The following are guidelines that you should consider when programming games:
- Games should be playable with joystick alone. All menus and such should be possible to select using joystick alone. This allows the game to be played on GX4000 for example and to play it without needing to press a key.
One suggestion is that the game allows the user to press fire on the gamepad/joystick or the corresponding fire button on the keyboard.
The game recognises which was pressed and uses this to determine which controller will be used in game.
- 'P' key should be used for pause in joystick/gamepad control mode. This makes it compatible with the GX4000. It's pause button is mapped to the 'P' key.
- Both digital joysticks should be selectable to use. The Amstrad plus has both connectors, the CPC can have a second joystick using a joystick splitter or using one of the official Amstrad Joysticks. If the game supports 2 players allow both digital joysticks to be used.
- Analogue joystick on Plus should be selectable if Plus machine is used. You can detect if a Plus machine exists through code. Analogue joystick can be used as an alternative to a digital joystick (this avoids "Keyboard Clash" when used in 2 player games in conjunction with keyboard or another digital joystick) or to their full analogue ability where it makes sense in the game.
- It should be possible to select "No Sound", "Music", "Sound Effects" or "Music and Sound Effects" (where possible).
- If you are using overscan, consider that the position of the screen may not be the same on all monitors, so a method to centralise it before the game starts, or in the options of the game.
- It is very important that keyboard controls should be redefineable. There is not one perfect control scheme for all, so this allows the controls to be chosen by the user.
There are some reasonable keyboard configurations:
Directions = Up, Down, Left, Right
Directions: Cursors Fire: Space OR copyGood presets:
Directions: Q, A, O, P Fire: Space
- Games should support the FIRE 2 button for gamepads/joysticks. Maybe the player character needs to be able to jump, and then UP is used for this. And that is ok. Just don't forget to include the FIRE 2 button for jumping as well.
- Consider supporting AMX Mouse (or compatibles such as Bryce's USB mouse hardware) and Symbiface 2 Mouse where it makes sense in the game. Movement could also be used for moving to the wanted menu item and clicking the mouse button to select.
- The game should be playable on green screen or greyscale monitors in addition to colour monitors.

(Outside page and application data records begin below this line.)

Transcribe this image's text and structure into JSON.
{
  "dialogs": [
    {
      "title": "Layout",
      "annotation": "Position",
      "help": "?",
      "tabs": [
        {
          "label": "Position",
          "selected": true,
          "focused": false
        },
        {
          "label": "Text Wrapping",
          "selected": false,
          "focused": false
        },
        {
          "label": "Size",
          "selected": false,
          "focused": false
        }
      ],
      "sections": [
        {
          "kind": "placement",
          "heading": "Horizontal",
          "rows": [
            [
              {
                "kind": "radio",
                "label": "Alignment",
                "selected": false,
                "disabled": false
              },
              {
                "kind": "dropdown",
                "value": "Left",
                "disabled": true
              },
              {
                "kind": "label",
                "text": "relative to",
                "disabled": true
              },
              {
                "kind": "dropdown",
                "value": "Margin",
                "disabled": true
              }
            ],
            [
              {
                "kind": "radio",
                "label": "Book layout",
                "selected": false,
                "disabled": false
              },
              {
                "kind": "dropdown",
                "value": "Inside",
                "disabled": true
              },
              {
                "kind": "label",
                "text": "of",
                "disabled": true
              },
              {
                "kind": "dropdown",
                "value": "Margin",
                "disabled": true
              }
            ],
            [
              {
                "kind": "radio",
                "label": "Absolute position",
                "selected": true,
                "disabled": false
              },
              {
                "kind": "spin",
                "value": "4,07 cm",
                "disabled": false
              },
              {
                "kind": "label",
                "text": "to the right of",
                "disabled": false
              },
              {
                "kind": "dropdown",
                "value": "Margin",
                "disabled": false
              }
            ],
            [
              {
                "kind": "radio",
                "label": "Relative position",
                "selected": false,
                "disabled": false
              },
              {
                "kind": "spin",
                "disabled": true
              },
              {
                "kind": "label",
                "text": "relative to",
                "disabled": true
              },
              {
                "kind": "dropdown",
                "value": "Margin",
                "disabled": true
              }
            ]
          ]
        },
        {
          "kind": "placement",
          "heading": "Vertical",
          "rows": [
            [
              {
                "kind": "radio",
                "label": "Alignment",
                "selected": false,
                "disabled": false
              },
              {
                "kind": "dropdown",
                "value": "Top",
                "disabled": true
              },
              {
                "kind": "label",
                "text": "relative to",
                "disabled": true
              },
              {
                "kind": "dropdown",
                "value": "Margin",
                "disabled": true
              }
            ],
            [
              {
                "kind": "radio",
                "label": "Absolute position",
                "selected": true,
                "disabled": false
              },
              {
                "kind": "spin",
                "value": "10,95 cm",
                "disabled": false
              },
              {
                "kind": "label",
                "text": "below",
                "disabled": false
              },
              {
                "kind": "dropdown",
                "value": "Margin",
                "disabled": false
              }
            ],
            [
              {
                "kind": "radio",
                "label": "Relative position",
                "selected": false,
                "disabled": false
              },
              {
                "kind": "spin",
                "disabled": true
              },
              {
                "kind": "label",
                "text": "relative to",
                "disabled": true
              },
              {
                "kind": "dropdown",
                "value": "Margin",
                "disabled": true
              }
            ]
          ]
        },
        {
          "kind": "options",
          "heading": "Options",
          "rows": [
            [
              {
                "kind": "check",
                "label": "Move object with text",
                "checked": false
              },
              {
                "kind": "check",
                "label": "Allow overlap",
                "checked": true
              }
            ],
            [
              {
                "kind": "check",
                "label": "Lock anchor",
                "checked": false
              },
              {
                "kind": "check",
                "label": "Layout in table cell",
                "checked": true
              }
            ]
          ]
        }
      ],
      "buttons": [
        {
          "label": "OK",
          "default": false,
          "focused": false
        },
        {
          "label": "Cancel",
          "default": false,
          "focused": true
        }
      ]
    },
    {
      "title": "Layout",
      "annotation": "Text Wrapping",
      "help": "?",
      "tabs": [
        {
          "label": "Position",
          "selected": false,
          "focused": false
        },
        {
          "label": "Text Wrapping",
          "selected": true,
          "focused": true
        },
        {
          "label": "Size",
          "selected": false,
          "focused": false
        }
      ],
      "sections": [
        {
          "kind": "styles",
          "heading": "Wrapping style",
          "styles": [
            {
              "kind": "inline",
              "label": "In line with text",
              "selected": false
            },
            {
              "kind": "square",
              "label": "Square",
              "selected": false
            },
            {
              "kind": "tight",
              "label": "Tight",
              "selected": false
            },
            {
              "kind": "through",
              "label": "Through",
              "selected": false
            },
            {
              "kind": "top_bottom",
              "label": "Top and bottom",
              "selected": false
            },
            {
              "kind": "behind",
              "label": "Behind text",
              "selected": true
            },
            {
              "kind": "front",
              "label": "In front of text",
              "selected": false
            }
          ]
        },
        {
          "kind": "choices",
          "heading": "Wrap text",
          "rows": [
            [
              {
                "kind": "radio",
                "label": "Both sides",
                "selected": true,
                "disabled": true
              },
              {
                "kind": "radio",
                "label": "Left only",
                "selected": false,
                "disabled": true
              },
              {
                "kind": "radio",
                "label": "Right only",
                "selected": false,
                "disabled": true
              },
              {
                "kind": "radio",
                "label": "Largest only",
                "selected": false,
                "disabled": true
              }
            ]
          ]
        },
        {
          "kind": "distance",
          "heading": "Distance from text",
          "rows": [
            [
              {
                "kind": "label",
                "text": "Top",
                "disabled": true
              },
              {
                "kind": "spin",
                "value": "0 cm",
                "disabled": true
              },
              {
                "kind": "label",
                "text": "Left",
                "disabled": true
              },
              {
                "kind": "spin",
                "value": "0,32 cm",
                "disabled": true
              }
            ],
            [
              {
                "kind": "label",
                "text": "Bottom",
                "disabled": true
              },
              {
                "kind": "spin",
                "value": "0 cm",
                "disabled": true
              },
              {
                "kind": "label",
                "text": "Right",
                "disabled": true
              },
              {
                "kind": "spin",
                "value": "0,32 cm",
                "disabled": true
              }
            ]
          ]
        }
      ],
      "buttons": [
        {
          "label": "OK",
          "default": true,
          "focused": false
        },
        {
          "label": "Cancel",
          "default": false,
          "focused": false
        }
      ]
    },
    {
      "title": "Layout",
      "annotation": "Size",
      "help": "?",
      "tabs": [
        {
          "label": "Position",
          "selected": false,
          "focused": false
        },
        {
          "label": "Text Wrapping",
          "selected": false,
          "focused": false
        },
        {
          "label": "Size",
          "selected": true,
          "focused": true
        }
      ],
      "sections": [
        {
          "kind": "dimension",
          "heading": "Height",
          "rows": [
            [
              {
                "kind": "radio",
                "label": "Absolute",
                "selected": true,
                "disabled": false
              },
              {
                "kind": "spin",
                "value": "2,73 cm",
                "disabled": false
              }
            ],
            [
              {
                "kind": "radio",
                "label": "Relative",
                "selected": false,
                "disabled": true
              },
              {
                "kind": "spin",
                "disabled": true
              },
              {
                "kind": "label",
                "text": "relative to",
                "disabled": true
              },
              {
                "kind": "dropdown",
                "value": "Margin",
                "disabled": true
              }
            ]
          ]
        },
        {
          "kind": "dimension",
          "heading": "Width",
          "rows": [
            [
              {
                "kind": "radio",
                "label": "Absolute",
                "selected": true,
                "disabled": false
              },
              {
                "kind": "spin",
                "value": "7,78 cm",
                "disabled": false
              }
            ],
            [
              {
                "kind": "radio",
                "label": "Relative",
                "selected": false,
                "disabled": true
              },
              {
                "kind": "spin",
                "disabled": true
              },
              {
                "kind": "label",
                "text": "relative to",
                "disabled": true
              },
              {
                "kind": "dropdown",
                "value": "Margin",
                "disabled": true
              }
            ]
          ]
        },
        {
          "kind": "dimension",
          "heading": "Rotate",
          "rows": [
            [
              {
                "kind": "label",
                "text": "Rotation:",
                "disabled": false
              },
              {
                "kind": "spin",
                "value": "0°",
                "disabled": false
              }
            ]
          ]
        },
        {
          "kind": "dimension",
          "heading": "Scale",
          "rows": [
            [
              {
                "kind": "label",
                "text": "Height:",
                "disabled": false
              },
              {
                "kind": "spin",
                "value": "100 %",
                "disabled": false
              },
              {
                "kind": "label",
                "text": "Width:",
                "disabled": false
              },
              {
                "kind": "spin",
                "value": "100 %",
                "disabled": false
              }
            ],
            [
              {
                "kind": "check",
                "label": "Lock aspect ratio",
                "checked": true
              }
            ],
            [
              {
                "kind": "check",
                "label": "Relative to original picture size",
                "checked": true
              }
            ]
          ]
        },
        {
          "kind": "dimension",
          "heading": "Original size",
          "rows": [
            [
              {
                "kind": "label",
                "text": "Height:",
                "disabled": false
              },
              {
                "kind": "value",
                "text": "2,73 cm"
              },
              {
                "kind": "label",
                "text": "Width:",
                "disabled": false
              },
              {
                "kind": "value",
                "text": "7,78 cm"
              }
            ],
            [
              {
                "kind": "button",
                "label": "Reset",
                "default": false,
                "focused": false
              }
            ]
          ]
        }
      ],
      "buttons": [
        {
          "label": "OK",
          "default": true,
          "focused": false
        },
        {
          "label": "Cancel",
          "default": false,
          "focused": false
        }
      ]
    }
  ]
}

This means things are easy to see and identify when used with all monitors. Ideally, the user should be able to choose the type of monitor, this will enable the game to adjust its colors to maximize the display for each monitor. Where games rely on colour, consider using visual differences in the tiles so they can be identified on monochrome monitors without needing to use colour but when used on colour displays they benefit from the extra colours.
- A game should provide a high score list (if it makes sense) and save it to disc.
- The availability of memory expansions should be investigated. And if additional memory is found the game shall use it in some way. Examples are to add additional features or to load all levels at one at the beginning.
- If a game relies on a specific memory configuration (e.g. 128K), then the game or it's loader should check for this, report it to the user and stop them from continuing. This avoids the user not understanding why the game didn't work on their computer.